The former Savonet Plantation is found within the bounds of Curaçao’s Christoffel National Park. In 2010, the landhuis (manor) was converted into a museum which touches on the history of the island and life on a colonial-era Dutch plantation.
The museum starts off at the very beginning of Curaçao’s history, with artifacts left by the Arowak Indians: the people who inhabited the island before the arrival of the Europeans. But the majority of exhibits at the Savonet concentrate on the story of the plantation itself, and what life was like for both landowners and slaves.
The Savonet Plantation’s landhuis was built in 1662, at a time when the Dutch were heavily invested in the slave trade. Hundreds of men and women kidnapped from West Africa were purchased in Willemstad for work on this plantation, which was one of Curaçao’s largest. Even after the 1863 abolition, most of the Savonet’s former slaves stayed on, working for pennies on parcels of land which they now owned.

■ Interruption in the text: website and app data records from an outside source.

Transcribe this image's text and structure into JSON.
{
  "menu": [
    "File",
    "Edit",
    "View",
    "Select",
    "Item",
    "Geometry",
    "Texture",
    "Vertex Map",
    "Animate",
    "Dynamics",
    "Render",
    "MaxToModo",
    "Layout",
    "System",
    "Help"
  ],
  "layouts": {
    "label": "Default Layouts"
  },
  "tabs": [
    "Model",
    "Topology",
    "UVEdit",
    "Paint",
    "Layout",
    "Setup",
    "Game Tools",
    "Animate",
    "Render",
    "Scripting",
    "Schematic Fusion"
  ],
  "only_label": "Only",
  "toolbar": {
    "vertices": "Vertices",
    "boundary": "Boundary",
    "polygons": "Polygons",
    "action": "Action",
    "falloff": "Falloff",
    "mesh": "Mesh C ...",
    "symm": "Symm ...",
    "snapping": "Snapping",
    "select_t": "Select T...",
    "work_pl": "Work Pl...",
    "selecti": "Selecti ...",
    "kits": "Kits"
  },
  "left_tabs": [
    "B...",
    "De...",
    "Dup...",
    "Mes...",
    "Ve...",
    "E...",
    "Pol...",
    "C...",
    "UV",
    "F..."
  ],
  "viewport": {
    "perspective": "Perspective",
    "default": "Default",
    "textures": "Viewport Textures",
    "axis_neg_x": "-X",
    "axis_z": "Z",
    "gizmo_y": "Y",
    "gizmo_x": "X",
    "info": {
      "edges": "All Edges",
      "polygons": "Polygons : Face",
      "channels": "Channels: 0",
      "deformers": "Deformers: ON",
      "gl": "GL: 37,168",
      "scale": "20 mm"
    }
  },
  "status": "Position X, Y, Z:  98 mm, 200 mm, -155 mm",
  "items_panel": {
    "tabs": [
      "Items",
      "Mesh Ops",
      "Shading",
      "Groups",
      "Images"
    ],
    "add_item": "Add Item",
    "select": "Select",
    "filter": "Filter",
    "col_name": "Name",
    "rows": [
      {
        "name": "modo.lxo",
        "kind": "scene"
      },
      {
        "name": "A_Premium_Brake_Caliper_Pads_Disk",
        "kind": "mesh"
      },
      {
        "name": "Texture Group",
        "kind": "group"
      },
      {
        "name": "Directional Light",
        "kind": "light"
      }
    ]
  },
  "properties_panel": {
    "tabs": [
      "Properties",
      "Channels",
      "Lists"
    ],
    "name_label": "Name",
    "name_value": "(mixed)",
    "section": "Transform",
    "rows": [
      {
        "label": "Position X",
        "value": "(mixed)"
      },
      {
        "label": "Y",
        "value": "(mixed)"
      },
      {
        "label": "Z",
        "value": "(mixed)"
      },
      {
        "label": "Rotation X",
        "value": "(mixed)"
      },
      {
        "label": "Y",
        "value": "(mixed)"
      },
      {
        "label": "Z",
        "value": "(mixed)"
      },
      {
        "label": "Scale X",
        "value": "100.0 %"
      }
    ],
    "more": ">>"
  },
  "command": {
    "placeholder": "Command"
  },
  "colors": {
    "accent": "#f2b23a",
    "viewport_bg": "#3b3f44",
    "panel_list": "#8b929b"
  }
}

The museum introduces the culture of the Savonet’s slaves and, by extension, those across the Caribbean. We learned about the religion santería, which is a blend of Catholicism and various West African faiths, as well as some of the more curious customs. For example, after birth, newborn babies were safeguarded for eight days to protect them from falling victim to a vampire-like creature known as the “èdze.” Another custom was that, after marriage, the mother of the groom would visit the bridal suite. If she found the sheets stained with “Virgin Tears,” she would bring them in celebration to the mother of the bride. The two old biddies would then wash the sheets and hang them out to dry in the front yard, making sure that every passerby knew about the bride’s chastity. We also learned that many Dutch women would give their babies to a “Yaya,” or nursemaid, for milking. The Yaya was responsible for the child’s upbringing, and would often follow them into adulthood, eventually watching over their children as well.
The museum is rounded out with portraits from the plantation days, tools, clothes, a crib, a coffin… and a few real live bats. I almost screamed the first time one whizzed by me through an open door. I might have been afraid that it was an “èdze.”
Perhaps the best part of this museum is its location. While you’re reading about the Savonet’s history, you’re standing in the very spot it occurred. Amazingly, we were the only people there, and this was on a Sunday. I’m guessing that most visitors come to the Christoffel Park to hike up the mountain, and then leave again right away. But if you have any interest in the history of Curaçao, don’t overlook the Savonet Museum.